[[ Recorded information open ]]

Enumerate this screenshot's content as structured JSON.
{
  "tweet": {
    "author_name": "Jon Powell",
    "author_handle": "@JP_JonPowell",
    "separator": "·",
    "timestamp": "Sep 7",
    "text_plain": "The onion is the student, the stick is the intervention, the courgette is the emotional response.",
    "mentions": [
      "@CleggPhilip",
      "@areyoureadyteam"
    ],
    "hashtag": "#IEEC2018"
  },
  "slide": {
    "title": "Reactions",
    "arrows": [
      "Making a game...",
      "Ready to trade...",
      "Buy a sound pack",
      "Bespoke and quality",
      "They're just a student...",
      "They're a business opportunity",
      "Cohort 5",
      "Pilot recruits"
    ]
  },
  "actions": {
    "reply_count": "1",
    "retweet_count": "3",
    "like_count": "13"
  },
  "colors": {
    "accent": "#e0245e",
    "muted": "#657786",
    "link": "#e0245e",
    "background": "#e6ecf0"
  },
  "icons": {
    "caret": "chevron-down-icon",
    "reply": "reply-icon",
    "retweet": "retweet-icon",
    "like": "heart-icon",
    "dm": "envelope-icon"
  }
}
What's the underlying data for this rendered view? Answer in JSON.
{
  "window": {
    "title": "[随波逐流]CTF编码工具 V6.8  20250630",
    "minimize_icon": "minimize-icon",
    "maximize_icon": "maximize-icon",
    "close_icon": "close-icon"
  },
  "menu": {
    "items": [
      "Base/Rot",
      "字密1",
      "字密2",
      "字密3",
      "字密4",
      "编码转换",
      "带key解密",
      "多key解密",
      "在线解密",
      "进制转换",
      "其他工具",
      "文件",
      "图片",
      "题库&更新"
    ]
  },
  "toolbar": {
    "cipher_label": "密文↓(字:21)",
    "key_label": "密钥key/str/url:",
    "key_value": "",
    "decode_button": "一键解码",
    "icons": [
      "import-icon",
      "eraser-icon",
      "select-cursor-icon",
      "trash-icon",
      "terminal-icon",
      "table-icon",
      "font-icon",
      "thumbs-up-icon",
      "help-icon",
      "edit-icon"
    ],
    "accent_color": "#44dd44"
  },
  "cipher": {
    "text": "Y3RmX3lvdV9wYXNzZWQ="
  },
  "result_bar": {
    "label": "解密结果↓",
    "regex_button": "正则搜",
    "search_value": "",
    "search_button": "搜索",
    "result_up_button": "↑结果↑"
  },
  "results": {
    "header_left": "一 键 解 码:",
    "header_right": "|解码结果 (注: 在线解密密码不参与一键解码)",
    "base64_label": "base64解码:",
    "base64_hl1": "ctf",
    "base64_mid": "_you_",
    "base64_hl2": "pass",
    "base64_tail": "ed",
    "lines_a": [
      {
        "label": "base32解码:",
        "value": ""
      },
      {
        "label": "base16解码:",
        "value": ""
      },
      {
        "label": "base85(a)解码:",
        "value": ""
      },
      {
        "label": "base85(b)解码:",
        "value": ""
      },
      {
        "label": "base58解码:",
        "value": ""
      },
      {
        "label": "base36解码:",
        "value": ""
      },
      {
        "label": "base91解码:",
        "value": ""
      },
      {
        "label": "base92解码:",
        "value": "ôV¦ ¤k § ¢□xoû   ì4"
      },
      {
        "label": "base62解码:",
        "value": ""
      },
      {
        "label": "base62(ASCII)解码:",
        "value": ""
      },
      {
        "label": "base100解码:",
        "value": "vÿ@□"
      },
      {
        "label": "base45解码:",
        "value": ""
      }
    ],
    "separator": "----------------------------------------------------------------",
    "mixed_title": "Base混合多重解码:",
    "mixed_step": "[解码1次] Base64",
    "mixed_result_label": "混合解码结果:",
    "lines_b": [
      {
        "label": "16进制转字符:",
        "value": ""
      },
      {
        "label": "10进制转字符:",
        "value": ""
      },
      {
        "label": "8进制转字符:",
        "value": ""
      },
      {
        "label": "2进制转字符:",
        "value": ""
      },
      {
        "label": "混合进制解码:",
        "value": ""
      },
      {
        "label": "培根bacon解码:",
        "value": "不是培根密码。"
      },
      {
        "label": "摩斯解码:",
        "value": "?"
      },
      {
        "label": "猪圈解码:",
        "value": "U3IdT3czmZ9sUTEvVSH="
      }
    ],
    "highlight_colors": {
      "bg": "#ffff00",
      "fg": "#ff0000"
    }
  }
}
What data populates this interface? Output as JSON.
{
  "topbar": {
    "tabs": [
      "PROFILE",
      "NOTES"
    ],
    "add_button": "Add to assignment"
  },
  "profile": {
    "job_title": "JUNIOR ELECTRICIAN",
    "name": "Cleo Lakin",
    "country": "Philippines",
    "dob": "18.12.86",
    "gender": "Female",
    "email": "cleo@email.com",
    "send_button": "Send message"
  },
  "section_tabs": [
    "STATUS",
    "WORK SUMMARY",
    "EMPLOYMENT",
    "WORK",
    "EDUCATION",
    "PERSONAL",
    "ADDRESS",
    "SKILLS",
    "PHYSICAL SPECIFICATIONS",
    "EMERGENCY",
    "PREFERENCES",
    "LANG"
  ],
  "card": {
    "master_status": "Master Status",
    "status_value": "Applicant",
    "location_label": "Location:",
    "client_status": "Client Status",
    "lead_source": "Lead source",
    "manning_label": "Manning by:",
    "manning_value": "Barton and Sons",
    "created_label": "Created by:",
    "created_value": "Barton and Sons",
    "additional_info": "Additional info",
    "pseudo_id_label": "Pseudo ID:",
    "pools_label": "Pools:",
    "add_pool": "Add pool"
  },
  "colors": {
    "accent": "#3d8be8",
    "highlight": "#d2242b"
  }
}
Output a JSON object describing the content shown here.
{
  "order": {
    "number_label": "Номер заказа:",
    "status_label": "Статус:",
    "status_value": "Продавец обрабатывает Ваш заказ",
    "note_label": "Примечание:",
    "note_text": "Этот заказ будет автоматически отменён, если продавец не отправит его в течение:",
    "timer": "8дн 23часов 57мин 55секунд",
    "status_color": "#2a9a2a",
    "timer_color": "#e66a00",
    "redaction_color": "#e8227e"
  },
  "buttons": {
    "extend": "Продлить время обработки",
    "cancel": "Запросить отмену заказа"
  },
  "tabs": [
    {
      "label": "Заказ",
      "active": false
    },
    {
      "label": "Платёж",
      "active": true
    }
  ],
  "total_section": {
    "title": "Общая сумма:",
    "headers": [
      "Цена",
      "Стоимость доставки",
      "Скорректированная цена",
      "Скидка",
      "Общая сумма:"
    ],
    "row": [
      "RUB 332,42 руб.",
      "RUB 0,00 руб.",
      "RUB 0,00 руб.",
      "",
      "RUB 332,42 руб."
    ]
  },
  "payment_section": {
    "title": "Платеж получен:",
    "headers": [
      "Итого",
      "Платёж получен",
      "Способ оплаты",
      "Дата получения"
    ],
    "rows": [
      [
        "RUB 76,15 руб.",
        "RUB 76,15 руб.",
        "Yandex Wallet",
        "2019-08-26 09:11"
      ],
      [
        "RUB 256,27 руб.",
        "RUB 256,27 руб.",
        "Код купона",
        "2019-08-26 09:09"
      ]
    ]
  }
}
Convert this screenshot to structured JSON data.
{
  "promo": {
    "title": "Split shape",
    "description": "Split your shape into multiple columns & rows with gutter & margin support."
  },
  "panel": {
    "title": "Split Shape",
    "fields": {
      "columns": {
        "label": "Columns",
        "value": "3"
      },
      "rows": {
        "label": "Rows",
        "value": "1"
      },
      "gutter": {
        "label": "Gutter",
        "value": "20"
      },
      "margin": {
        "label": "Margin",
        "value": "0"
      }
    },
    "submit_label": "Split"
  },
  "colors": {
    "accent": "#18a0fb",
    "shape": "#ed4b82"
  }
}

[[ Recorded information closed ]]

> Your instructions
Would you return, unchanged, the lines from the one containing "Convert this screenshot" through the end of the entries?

> Result for this exercise
Convert this screenshot to structured JSON data.
{
  "promo": {
    "title": "Split shape",
    "description": "Split your shape into multiple columns & rows with gutter & margin support."
  },
  "panel": {
    "title": "Split Shape",
    "fields": {
      "columns": {
        "label": "Columns",
        "value": "3"
      },
      "rows": {
        "label": "Rows",
        "value": "1"
      },
      "gutter": {
        "label": "Gutter",
        "value": "20"
      },
      "margin": {
        "label": "Margin",
        "value": "0"
      }
    },
    "submit_label": "Split"
  },
  "colors": {
    "accent": "#18a0fb",
    "shape": "#ed4b82"
  }
}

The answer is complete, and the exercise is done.